#### Record excerpts

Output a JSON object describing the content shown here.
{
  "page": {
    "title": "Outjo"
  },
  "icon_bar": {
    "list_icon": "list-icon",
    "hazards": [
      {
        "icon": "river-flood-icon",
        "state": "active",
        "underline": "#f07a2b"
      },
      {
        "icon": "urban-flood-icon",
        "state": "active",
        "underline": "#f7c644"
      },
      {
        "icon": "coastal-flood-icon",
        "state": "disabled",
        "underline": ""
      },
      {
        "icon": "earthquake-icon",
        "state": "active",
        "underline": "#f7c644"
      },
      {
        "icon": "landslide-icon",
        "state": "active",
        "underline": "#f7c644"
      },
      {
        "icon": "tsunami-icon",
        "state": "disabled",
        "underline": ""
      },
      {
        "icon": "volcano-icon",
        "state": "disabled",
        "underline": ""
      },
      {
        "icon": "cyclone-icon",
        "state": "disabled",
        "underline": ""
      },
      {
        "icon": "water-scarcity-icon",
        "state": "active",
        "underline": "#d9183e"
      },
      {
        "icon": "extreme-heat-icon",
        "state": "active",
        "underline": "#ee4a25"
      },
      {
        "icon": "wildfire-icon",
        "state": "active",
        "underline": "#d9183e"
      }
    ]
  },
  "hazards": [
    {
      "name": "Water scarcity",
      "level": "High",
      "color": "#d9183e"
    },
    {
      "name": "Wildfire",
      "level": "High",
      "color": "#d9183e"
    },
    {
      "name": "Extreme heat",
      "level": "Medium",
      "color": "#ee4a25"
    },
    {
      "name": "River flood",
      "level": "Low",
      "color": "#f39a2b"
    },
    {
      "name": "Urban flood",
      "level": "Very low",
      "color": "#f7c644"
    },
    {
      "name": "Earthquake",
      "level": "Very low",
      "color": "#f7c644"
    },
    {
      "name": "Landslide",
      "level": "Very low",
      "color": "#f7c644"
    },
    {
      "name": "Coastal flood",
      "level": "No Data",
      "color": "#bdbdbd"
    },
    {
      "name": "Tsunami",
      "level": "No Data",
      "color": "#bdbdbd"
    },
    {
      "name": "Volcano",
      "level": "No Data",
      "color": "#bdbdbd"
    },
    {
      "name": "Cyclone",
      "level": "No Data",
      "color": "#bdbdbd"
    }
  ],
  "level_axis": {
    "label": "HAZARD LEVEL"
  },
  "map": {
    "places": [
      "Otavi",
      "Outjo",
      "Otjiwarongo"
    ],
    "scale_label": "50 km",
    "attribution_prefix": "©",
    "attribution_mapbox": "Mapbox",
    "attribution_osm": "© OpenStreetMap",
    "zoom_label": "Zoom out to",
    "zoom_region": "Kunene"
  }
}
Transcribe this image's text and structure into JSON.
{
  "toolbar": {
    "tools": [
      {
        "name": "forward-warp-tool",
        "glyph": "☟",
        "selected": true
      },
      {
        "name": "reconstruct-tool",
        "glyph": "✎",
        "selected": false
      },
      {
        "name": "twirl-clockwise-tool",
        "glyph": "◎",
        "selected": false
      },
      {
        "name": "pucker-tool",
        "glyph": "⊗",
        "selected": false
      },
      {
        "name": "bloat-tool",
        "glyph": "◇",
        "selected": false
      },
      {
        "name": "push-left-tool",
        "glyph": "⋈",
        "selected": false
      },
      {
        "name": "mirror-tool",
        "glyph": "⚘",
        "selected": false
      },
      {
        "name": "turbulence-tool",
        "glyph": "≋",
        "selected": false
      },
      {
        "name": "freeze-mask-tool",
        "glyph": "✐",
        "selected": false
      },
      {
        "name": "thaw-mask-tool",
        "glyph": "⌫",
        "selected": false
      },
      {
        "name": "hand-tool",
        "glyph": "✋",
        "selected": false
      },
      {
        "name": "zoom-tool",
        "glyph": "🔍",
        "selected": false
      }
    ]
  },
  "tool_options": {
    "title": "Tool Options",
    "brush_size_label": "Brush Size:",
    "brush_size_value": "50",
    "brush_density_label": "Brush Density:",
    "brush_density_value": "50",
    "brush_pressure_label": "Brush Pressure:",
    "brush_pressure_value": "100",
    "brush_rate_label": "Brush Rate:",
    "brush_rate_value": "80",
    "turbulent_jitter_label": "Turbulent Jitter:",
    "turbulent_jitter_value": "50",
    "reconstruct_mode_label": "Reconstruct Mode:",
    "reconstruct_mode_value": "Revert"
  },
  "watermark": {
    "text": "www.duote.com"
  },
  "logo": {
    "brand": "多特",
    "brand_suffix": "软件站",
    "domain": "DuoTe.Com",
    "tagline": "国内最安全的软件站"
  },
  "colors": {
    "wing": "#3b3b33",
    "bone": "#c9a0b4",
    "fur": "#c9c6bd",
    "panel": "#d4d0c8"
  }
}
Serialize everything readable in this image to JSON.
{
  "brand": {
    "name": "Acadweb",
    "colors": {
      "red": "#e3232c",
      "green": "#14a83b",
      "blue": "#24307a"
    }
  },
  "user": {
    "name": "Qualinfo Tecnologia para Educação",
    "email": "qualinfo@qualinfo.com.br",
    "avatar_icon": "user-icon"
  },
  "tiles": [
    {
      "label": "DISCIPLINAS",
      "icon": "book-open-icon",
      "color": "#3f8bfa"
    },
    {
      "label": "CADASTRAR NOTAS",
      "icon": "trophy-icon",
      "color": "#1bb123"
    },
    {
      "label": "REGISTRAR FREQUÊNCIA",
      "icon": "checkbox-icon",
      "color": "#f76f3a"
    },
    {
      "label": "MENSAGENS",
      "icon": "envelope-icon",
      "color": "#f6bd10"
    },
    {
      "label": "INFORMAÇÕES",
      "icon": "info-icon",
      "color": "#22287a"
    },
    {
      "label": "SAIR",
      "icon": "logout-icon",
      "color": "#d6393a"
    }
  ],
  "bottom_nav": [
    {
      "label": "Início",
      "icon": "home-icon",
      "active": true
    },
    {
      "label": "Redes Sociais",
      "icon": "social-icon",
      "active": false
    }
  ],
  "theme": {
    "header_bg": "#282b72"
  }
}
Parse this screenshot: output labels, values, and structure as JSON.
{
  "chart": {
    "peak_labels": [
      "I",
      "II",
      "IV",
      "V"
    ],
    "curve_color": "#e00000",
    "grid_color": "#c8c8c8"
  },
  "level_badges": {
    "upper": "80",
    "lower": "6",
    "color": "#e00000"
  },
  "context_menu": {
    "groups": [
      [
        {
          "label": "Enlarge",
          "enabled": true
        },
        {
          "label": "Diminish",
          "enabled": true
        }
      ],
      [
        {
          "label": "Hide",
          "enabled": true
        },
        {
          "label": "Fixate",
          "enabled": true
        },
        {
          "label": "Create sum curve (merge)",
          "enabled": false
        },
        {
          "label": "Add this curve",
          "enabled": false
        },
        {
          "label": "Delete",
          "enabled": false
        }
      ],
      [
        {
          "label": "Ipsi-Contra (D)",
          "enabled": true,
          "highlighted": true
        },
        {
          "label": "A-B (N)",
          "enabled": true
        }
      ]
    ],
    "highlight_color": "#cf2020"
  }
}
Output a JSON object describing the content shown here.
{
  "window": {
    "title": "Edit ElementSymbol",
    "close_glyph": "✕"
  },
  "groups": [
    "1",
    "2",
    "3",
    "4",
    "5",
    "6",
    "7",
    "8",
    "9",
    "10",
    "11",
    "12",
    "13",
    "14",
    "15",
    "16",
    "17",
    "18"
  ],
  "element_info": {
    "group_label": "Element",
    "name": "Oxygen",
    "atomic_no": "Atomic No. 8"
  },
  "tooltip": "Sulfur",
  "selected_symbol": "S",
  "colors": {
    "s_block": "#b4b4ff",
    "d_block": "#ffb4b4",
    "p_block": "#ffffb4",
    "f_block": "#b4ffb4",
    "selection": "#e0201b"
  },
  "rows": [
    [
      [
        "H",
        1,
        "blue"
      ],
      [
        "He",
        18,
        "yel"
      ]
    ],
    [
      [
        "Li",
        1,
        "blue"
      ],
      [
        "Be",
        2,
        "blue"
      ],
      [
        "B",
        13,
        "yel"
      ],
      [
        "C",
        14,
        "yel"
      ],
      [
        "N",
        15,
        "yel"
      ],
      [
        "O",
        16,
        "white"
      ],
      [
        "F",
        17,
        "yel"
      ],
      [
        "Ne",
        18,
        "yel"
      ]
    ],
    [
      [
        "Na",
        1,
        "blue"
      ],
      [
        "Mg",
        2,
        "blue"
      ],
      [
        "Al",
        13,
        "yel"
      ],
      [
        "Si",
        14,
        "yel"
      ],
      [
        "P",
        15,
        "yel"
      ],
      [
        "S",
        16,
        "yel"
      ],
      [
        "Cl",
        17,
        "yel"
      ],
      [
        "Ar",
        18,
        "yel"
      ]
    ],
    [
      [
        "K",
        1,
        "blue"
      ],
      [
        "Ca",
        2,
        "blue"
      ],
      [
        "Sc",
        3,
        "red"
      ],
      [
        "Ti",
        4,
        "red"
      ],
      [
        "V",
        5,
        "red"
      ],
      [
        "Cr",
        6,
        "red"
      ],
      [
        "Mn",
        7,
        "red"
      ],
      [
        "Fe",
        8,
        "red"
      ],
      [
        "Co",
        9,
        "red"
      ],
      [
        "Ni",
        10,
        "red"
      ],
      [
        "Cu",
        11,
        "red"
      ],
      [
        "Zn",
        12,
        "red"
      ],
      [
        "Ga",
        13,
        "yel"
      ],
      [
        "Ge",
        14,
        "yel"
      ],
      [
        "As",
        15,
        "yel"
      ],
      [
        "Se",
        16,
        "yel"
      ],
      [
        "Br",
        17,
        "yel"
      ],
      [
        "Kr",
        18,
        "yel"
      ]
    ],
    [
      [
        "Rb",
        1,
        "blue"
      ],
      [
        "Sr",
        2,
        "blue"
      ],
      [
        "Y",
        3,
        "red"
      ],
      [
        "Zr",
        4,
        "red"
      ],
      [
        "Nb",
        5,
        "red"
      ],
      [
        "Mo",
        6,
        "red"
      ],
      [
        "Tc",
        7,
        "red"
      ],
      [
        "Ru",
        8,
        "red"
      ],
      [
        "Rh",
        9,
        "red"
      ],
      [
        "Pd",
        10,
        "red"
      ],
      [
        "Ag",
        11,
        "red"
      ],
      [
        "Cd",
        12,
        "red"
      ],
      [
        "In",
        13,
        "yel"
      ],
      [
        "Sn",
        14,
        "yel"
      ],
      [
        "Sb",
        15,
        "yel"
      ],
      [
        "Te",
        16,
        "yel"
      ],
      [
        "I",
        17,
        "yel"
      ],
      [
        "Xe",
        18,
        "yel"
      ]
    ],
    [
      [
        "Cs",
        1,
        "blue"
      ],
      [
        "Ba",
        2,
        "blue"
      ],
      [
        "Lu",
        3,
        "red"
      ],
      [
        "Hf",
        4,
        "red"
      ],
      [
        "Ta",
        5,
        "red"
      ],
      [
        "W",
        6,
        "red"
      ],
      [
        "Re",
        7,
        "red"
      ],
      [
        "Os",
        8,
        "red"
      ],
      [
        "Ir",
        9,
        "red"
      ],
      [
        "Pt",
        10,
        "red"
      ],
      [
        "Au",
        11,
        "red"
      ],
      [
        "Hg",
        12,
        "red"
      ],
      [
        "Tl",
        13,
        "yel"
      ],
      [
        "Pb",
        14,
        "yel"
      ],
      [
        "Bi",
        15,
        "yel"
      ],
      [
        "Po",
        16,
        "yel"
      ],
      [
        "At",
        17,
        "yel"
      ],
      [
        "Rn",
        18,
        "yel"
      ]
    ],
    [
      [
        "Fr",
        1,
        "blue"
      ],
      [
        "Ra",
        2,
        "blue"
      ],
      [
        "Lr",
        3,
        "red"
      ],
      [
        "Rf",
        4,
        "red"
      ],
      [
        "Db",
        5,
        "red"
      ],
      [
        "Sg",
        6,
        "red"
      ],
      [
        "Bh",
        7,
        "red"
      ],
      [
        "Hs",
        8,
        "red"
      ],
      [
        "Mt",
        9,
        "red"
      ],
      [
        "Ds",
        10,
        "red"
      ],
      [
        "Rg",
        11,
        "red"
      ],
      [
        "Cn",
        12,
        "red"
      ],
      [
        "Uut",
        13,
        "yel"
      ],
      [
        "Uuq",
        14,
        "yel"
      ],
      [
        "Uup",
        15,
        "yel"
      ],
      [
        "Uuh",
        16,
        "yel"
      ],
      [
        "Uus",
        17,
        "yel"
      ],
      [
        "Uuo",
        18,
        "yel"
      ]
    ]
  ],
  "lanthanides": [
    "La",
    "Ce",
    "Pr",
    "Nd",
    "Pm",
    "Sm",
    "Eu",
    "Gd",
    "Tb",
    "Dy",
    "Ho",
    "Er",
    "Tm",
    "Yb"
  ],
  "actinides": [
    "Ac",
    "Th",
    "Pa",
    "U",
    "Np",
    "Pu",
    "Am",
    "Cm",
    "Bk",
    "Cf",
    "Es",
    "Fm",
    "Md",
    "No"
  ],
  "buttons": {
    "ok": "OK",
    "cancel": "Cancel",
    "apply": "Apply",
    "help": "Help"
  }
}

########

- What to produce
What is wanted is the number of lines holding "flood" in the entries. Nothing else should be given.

- Solution to the exercise
6